(Data for review begins)
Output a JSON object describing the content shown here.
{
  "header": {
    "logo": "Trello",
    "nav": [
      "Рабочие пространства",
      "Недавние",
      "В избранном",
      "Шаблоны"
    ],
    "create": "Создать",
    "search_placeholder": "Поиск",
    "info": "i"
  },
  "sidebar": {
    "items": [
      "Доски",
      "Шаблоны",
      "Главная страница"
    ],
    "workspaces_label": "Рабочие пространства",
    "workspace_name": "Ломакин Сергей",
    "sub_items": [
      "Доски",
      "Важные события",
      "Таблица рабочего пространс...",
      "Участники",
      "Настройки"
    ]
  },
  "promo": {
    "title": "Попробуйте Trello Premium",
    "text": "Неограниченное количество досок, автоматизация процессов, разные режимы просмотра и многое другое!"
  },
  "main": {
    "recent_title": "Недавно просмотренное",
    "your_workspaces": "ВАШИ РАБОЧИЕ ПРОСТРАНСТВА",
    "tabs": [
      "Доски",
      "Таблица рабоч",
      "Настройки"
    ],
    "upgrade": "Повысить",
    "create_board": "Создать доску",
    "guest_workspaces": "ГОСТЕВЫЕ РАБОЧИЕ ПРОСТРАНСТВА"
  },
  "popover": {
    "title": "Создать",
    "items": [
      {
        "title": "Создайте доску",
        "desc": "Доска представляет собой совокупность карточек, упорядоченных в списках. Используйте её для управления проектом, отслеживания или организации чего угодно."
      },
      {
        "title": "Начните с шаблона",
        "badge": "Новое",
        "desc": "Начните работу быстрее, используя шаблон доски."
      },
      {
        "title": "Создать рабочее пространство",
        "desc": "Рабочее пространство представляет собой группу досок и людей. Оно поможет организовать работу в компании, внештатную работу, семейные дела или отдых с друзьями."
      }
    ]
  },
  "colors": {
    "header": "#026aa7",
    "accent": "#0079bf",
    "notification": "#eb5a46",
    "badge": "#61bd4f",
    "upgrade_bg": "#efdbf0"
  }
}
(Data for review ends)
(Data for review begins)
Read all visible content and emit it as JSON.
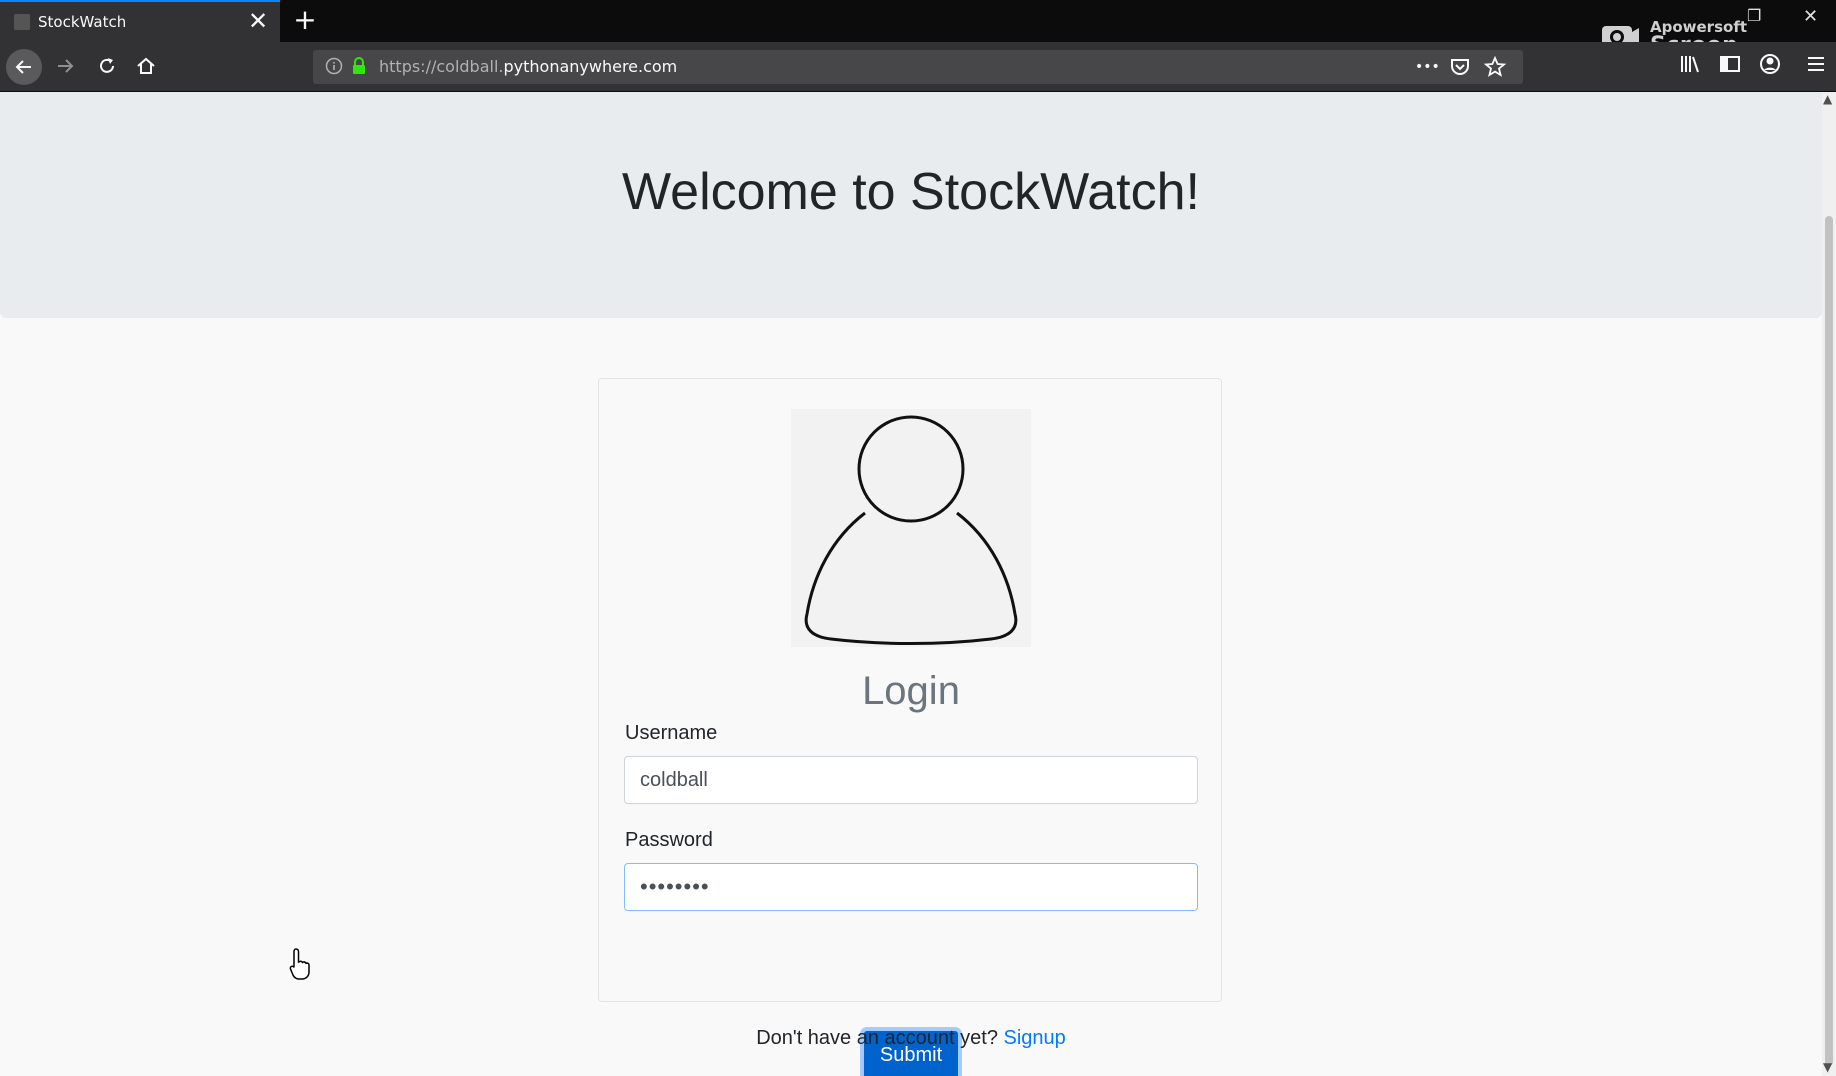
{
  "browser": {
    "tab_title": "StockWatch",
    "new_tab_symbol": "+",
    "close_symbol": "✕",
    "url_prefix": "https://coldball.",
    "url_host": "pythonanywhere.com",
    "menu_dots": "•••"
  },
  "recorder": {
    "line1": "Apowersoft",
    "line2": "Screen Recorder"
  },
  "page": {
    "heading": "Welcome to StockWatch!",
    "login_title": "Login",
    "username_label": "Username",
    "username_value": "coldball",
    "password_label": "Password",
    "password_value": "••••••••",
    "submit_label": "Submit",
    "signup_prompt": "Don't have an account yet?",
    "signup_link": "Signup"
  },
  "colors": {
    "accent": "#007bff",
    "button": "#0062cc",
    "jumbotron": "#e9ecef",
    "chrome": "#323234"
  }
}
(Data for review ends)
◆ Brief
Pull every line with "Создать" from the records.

◆ Answer
    "create": "Создать",
    "create_board": "Создать доску",
    "title": "Создать",
        "title": "Создать рабочее пространство",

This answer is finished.